↓
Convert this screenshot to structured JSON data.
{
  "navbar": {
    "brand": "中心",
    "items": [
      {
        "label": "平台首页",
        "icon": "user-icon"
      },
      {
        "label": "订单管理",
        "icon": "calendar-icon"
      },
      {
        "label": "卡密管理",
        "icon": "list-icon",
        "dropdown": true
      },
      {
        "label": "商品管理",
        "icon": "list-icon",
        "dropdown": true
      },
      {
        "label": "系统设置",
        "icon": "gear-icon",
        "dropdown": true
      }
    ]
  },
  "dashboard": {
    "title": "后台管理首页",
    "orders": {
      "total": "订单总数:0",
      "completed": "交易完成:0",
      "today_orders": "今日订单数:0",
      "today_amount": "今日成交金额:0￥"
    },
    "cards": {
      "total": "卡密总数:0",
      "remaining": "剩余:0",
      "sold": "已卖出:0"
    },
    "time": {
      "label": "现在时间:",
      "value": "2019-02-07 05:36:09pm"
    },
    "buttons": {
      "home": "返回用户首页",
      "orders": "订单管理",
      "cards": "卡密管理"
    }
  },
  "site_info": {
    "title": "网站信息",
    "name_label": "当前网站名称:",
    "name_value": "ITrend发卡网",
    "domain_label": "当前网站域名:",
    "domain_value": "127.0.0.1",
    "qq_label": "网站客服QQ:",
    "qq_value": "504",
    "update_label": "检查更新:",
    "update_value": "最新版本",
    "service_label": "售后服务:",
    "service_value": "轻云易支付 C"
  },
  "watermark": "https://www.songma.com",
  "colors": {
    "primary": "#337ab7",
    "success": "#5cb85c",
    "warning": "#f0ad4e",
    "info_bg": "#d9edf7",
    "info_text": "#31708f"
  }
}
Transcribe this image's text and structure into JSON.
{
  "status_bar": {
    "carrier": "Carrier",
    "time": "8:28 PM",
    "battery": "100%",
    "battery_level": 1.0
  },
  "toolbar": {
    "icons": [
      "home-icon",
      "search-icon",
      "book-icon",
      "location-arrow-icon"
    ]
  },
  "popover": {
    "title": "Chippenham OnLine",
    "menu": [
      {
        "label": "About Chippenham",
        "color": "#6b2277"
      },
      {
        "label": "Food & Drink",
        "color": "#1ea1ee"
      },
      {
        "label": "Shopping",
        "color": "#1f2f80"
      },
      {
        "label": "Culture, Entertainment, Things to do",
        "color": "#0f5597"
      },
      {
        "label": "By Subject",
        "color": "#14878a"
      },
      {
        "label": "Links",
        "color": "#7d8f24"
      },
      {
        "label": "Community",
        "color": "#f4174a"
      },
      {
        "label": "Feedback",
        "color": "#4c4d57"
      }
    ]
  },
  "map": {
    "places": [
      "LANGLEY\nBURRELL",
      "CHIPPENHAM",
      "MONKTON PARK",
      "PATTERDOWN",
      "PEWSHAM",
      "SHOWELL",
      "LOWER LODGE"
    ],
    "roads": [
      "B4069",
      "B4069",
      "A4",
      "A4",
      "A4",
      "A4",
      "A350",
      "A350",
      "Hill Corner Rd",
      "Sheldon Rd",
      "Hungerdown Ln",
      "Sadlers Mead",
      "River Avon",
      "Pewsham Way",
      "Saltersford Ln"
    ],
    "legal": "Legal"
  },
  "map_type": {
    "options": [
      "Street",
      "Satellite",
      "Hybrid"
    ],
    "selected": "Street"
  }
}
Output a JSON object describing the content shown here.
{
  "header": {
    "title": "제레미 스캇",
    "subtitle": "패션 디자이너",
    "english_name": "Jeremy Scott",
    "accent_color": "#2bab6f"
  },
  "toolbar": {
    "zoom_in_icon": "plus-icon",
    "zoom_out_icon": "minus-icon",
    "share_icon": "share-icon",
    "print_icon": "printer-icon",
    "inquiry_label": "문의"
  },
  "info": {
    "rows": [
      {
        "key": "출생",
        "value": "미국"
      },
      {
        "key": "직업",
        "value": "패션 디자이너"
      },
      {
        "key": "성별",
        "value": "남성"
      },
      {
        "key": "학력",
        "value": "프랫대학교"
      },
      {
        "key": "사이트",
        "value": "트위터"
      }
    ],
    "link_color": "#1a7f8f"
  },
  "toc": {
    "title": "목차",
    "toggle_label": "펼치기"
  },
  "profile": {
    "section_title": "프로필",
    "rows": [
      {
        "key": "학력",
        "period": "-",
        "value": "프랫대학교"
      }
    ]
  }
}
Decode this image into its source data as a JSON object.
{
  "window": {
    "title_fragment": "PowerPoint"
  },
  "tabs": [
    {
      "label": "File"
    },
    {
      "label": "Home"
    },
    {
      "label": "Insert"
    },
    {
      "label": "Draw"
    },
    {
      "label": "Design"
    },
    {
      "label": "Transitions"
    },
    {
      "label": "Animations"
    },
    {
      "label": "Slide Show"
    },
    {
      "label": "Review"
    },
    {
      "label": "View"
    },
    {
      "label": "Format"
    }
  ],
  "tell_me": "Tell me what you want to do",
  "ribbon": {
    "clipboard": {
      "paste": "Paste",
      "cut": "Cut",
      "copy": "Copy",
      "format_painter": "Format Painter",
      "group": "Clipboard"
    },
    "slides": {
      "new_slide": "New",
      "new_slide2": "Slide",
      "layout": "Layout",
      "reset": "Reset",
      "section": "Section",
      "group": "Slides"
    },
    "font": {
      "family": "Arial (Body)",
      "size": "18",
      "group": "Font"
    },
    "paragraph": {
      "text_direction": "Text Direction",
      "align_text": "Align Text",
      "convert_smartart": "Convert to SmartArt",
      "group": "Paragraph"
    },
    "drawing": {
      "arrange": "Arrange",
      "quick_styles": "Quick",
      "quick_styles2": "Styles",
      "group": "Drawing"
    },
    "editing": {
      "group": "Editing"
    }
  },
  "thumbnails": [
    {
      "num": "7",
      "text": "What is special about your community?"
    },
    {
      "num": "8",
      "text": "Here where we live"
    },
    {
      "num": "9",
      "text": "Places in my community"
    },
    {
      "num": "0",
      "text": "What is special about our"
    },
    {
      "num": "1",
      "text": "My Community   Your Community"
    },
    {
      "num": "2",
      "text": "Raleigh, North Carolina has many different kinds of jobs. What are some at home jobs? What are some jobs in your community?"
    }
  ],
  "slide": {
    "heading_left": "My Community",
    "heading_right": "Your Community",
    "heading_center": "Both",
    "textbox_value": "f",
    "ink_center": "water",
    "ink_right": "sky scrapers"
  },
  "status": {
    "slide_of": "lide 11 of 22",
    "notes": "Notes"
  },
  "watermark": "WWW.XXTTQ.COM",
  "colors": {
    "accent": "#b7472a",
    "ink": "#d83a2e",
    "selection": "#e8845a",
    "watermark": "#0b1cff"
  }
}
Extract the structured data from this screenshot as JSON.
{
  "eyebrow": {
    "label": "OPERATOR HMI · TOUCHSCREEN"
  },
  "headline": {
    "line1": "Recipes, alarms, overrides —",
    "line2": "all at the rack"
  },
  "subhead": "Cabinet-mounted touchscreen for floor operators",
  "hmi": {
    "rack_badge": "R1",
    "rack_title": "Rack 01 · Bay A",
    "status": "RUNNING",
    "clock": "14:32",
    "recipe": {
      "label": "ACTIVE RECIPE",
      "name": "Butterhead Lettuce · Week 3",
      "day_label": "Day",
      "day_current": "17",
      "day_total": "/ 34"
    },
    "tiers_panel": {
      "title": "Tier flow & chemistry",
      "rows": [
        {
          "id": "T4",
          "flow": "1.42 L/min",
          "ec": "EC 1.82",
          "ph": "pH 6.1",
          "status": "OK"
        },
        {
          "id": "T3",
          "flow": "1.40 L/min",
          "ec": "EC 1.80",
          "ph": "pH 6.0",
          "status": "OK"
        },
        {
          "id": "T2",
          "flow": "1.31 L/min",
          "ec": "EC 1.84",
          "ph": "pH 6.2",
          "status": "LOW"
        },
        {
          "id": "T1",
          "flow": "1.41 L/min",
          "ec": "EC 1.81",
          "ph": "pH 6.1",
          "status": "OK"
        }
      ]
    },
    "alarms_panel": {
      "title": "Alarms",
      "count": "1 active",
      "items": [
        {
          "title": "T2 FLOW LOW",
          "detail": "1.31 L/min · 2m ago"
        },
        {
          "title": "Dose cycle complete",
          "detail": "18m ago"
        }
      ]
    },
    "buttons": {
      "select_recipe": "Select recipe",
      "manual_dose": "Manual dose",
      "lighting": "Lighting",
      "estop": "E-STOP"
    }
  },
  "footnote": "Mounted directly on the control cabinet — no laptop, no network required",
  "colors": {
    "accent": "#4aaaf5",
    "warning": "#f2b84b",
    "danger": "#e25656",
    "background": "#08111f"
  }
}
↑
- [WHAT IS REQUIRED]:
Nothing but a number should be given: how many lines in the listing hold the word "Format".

- [EXERCISE RESPONSE]:
2